YOUR INSTRUCTIONS: Only the lines from the one bearing "Transcribe this image's" through the end of the listing belong in your response, restated word for word and without pictures.

==================================================

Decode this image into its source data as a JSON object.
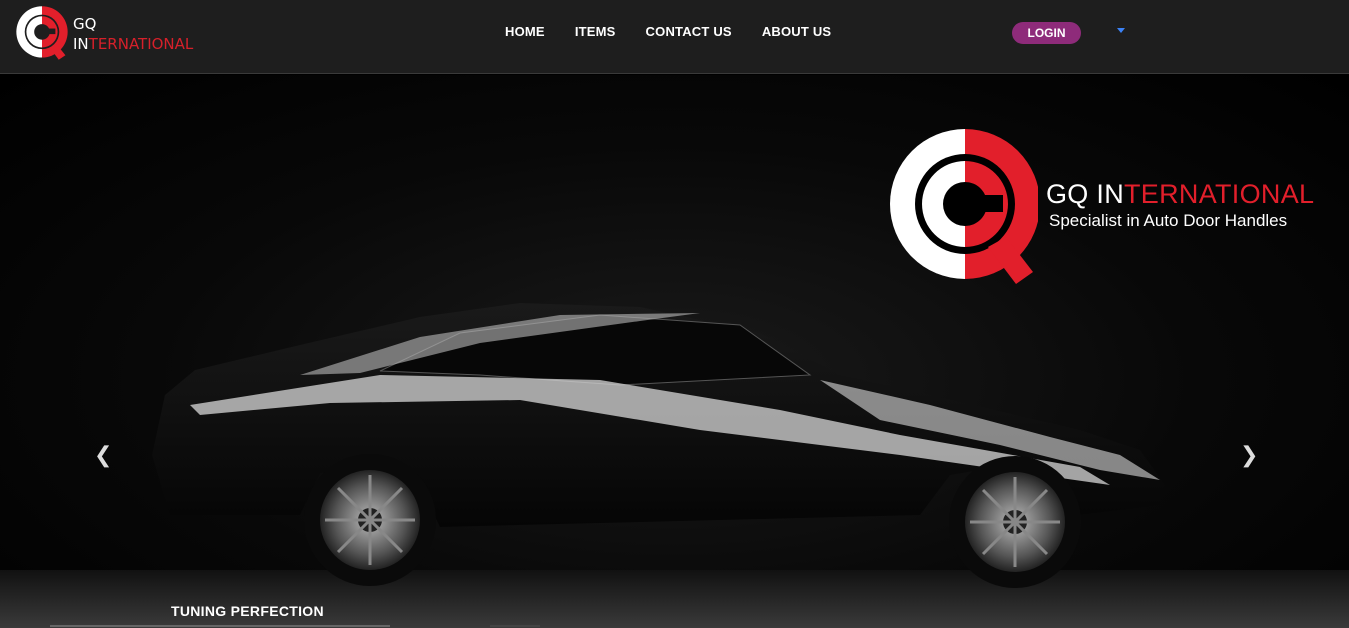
{
  "navbar": {
    "brand_line1": "GQ",
    "brand_line2_white": "IN",
    "brand_line2_red": "TERNATIONAL",
    "menu": [
      "HOME",
      "ITEMS",
      "CONTACT US",
      "ABOUT US"
    ],
    "login_label": "LOGIN"
  },
  "hero": {
    "brand_white": "GQ IN",
    "brand_red": "TERNATIONAL",
    "tagline": "Specialist in Auto Door Handles",
    "caption": "TUNING PERFECTION",
    "prev_icon": "chevron-left-icon",
    "next_icon": "chevron-right-icon"
  },
  "colors": {
    "brand_red": "#e21f2b",
    "login_bg": "#8e2b7a",
    "navbar_bg": "#1e1e1e",
    "caret": "#3b82f6"
  }
}
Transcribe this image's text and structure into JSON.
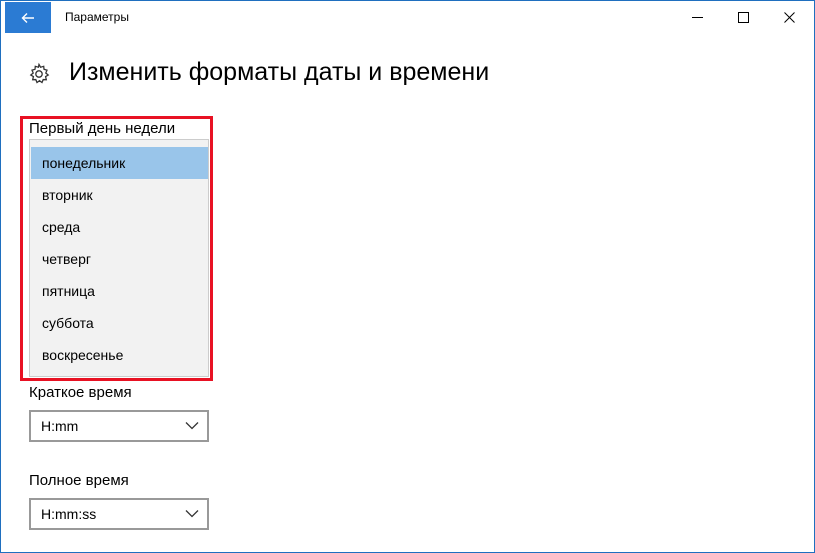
{
  "window": {
    "title": "Параметры",
    "back_icon": "arrow-left-icon",
    "controls": [
      "minimize-icon",
      "maximize-icon",
      "close-icon"
    ]
  },
  "page": {
    "title": "Изменить форматы даты и времени",
    "icon": "gear-icon"
  },
  "first_day": {
    "label": "Первый день недели",
    "options": [
      "понедельник",
      "вторник",
      "среда",
      "четверг",
      "пятница",
      "суббота",
      "воскресенье"
    ],
    "selected": "понедельник"
  },
  "short_time": {
    "label": "Краткое время",
    "value": "H:mm"
  },
  "long_time": {
    "label": "Полное время",
    "value": "H:mm:ss"
  },
  "colors": {
    "accent": "#2b7bd3",
    "selection": "#99c5ea",
    "highlight_border": "#e81123"
  }
}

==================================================

EXERCISE RESULT:
Transcribe this image's text and structure into JSON.
{
  "window": {
    "title": "Параметры",
    "back_icon": "arrow-left-icon",
    "controls": [
      "minimize-icon",
      "maximize-icon",
      "close-icon"
    ]
  },
  "page": {
    "title": "Изменить форматы даты и времени",
    "icon": "gear-icon"
  },
  "first_day": {
    "label": "Первый день недели",
    "options": [
      "понедельник",
      "вторник",
      "среда",
      "четверг",
      "пятница",
      "суббота",
      "воскресенье"
    ],
    "selected": "понедельник"
  },
  "short_time": {
    "label": "Краткое время",
    "value": "H:mm"
  },
  "long_time": {
    "label": "Полное время",
    "value": "H:mm:ss"
  },
  "colors": {
    "accent": "#2b7bd3",
    "selection": "#99c5ea",
    "highlight_border": "#e81123"
  }
}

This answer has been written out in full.